GIVEN RECORDS:
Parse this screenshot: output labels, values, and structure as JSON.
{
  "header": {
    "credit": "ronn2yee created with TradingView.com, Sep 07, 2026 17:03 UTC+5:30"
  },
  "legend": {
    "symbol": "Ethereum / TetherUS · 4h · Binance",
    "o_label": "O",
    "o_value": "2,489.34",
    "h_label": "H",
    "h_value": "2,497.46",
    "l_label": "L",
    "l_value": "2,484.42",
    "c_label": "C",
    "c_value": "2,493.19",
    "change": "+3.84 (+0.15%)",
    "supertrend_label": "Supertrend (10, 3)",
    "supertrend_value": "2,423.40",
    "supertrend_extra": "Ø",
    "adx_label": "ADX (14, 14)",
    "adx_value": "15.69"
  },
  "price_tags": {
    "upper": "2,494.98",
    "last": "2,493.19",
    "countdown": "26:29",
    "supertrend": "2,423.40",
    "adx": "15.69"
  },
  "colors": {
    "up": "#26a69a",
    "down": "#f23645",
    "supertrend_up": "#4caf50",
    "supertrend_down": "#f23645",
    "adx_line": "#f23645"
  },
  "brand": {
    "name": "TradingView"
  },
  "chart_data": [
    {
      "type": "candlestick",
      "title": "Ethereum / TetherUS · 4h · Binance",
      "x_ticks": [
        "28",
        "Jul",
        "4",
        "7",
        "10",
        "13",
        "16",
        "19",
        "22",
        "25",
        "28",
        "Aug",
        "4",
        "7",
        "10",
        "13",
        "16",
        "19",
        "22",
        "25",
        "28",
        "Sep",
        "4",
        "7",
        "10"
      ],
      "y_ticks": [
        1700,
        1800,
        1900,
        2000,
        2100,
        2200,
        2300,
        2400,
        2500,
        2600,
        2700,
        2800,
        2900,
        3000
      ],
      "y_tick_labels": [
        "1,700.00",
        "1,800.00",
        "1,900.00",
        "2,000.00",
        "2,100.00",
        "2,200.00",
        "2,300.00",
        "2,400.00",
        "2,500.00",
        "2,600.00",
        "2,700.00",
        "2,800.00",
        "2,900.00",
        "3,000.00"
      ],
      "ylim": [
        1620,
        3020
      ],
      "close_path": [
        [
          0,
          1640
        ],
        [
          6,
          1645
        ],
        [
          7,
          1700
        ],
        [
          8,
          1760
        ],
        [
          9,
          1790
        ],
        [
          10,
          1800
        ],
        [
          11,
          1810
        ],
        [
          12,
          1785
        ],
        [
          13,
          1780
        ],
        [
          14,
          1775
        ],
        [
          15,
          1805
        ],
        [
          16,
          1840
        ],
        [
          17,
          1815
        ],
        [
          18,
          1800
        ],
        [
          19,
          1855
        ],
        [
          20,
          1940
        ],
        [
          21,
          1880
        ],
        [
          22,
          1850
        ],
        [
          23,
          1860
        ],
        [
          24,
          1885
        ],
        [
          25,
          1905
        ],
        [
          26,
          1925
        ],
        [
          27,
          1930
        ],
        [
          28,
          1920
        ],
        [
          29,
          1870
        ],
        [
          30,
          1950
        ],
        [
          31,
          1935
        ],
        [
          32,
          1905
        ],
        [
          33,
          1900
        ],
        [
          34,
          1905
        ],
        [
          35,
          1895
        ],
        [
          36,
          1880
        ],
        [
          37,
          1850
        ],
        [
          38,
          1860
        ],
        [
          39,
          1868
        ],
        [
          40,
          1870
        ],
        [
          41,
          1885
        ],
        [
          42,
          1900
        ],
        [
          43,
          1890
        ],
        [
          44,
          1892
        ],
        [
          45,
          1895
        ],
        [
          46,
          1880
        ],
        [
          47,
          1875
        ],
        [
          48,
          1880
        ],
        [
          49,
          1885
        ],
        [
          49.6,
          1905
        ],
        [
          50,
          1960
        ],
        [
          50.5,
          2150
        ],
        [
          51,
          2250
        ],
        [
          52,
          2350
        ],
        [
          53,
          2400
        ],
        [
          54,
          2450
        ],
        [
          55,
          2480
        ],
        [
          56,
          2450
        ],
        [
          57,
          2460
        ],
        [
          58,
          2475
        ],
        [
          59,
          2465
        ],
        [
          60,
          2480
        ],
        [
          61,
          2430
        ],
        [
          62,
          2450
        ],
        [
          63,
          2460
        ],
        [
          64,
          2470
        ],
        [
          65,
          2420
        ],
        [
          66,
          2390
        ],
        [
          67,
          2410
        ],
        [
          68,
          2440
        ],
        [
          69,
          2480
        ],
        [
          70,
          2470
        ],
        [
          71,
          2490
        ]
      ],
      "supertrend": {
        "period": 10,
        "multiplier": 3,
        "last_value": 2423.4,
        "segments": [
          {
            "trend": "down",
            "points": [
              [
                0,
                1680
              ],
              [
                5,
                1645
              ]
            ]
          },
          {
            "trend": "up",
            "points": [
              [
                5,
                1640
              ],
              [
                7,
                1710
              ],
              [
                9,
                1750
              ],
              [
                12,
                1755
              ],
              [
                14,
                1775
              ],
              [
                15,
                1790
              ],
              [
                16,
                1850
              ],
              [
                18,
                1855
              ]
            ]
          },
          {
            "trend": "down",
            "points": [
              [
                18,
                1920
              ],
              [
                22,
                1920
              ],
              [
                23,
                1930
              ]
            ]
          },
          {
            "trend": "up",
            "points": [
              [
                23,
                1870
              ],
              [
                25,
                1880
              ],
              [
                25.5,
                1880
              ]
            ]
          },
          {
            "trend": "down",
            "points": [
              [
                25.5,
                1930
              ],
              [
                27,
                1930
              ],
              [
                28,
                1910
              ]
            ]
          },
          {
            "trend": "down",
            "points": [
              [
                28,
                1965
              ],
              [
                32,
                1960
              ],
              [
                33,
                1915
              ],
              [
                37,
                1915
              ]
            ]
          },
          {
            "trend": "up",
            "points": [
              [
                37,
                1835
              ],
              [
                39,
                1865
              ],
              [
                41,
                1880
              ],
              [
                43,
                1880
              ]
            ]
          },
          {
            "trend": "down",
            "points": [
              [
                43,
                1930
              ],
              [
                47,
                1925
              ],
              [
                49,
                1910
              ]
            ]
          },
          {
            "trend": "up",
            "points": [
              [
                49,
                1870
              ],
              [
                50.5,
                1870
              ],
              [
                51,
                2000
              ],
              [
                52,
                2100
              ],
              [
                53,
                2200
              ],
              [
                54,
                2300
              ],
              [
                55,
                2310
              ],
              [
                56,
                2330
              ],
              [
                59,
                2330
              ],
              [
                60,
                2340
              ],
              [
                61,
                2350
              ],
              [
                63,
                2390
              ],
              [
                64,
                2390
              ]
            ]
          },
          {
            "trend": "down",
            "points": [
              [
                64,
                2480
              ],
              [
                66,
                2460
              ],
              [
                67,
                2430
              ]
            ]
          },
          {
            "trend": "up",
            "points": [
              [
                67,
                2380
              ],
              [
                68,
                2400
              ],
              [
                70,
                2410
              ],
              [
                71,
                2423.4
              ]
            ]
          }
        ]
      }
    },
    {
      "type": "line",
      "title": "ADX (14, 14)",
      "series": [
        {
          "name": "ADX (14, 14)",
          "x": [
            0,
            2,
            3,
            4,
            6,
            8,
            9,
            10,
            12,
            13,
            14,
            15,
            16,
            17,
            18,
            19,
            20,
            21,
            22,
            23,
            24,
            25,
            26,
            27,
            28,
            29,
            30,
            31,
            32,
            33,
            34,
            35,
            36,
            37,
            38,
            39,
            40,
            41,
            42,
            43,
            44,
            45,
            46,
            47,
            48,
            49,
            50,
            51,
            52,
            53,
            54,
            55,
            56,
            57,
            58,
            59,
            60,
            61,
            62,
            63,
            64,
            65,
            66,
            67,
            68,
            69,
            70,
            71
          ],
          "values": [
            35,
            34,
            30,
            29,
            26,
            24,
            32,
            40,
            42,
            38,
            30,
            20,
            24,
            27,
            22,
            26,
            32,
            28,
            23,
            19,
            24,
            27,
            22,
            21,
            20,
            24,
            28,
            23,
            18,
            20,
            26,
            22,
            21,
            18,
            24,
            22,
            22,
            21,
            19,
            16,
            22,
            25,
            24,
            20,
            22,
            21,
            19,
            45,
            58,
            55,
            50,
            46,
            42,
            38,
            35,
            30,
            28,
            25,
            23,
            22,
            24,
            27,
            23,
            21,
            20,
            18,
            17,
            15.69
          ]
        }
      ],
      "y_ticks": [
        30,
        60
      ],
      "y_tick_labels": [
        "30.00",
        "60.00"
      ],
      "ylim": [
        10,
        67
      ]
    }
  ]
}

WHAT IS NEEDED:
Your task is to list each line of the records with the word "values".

REPLY TO THE EXERCISE:
Parse this screenshot: output labels, values, and structure as JSON.
          "values": [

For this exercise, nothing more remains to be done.